Perfume is not just about smelling pretty. I have an extraordinarily keen sense of smell and of all the senses this is the most associative, the one that best transports me to places, people and occasions in my past, creates a mood, makes me deliriously happy just by sniffing my wrist or catching a whiff of something delicious on my pillow, or on a man.
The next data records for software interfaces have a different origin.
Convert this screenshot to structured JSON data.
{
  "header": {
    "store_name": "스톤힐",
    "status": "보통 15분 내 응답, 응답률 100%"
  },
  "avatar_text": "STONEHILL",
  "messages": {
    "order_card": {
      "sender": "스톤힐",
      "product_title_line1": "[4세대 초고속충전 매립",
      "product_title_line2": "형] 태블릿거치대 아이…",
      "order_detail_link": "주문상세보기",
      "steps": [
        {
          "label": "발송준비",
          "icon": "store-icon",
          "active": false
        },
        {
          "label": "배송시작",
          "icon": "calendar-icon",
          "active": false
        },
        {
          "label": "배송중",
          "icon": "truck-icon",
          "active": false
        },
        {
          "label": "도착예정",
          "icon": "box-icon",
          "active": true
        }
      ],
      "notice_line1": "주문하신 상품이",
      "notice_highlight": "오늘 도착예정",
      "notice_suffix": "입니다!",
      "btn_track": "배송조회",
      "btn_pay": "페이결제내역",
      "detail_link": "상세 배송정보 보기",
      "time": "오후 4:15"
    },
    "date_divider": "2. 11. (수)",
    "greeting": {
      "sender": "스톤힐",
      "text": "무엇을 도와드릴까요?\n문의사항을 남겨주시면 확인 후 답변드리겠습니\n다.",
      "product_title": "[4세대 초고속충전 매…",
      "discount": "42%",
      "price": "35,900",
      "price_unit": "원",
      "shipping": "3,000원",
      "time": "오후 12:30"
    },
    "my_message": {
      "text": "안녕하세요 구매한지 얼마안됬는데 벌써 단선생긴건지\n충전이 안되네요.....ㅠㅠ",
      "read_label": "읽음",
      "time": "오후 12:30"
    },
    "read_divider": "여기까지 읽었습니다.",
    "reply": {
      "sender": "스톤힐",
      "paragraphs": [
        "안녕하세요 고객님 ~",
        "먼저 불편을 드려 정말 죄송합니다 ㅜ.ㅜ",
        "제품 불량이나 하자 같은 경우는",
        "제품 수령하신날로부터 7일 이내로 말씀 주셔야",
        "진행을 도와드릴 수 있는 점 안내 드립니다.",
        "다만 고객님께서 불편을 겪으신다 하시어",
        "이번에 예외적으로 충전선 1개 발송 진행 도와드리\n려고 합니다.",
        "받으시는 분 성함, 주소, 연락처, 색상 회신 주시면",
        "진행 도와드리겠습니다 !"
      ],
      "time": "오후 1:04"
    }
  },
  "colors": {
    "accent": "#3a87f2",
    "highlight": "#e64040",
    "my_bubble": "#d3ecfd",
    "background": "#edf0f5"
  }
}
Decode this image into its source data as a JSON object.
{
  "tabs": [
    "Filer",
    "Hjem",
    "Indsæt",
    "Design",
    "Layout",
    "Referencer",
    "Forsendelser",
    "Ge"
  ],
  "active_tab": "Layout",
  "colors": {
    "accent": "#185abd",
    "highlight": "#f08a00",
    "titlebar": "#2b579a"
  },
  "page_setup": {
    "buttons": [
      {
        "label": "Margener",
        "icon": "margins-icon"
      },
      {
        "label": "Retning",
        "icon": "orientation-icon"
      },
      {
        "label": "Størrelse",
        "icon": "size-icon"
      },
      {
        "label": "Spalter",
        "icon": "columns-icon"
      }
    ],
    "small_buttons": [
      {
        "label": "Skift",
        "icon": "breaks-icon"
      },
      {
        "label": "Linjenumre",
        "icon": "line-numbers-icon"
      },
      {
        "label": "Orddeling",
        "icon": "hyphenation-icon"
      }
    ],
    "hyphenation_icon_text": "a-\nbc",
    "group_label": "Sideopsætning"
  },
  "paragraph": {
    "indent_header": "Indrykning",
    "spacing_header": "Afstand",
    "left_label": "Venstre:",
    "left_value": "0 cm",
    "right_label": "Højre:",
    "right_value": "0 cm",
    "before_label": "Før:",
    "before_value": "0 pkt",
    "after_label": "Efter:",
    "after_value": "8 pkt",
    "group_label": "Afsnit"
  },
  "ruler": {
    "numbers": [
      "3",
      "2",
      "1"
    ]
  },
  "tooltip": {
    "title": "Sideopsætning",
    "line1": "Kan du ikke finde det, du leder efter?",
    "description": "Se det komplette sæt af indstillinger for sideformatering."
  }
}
If the sense of smell is the road to wherever I travel, perfume is the powerful, high-performance vehicle that takes me there. It can be capricious or whimsical, lighthearted or deep-blue-twilight nostalgic, indulgently melancholic, quietly joyful or emphatically euphoric. It can conjure elegance, discreet sex, or the powerful animalic kind. It can even conjure... money. Perfume is smoke and mirrors, mystery and mania, quiet and noise, control and obsession. It can attract; it often repels. It can heal or nauseate.

Six months ago the name Sophia Grojsman meant nothing to me - then I discovered she was the 'nose' behind Eternity, a 90s signature fragrance and one of my favourites ever. Since I'm constantly updating my perfume wish list and reading excellent perfume blogs (Now Smell This, Perfume Smellin' Things, Bois de Jasmin) to get an idea of whether or not I might like to experiment with a scent, I've stumbled across Ms. Grojsman's name again and again. Finally, I read an interview with her on Bois de Jasmin and discovered that she has created not two, not three, but EIGHT of my top 10 fragrances.

This has reinforced for me once again that there's no such thing as
coincidence. I've chosen these perfumes out of hundreds over a 30 year period. Of the scores I've owned I've loved only about 10 - and Sophia Grojsman created very nearly all of them. Take Estee Lauder, for example: the only three scents from this line that I've been able to wear are the three she created: Beautiful, Spellbound and White Linen. Did I know back then that she had created them all? No. All I knew was that I liked these - and none of the others.

Don't assume that the smells are similar, because they're not. What do they have in common? Their beauty, their quality - a Grojsman fragrance can never be mistaken for a cheap scent - and that she usually incorporates rose accords. She also creates perfumes from the base up, whereas other perfumers start with the top notes and work from there in to the mid and base notes. Perfumery is a science - Ms. Grojsman has a Bachelor of Science degree in analytical inorganic chemistry - but at the high end it's also very much an art. Sophia Grojsman creates masterpieces.

Among her best-selling fragrances are:

* Bill Blass Nude
* Boucheron Jaipur (1994)
* Bvlgari Bvlgari Pour Femme (1994)
* Calvin Klein Eternity (1988)
* Calvin Klein Eternity Purple Orchid
* Celine Magic (1996)
* Christian Lacroix Christian Lacroix (1999)
* Elizabeth Taylor Diamonds and Rubies (1993)
* Elizabeth Taylor White Diamonds (1991)
* Estée Lauder Beautiful (1985)
* Estée Lauder Spellbound (1992)
* Estée Lauder White Linen (1978)
* Frederic Malle Outrageous! (2007)
* Gloria Vanderbilt Vanderbilt (1982)
* HRH Princess Elizabeth E
* HRH Princess Elizabeth Jelisaveta
* Karl Lagerfeld Sun Moon Stars (1994)
* Kenzo Kashaya (1994)
* Lalique Lalique (2002)
* Lancôme Trésor (1990)
* Lancôme Trésor Sparkling
* Laura Biagiotti Sotto Voce (1996)
* Paloma Picasso Tentations (1996)
* Perry Ellis 360°
* Prescriptives Calyx (1987)
* sexual - Michel Germain (1994)
* S-Perfume 100% Love
* Yves Saint Laurent Paris (1983)
* Yves Saint Laurent Paris Premieres Roses (2003)
* Yves Saint Laurent Parisienne (2009)
* Yves Saint Laurent Yvresse (1993)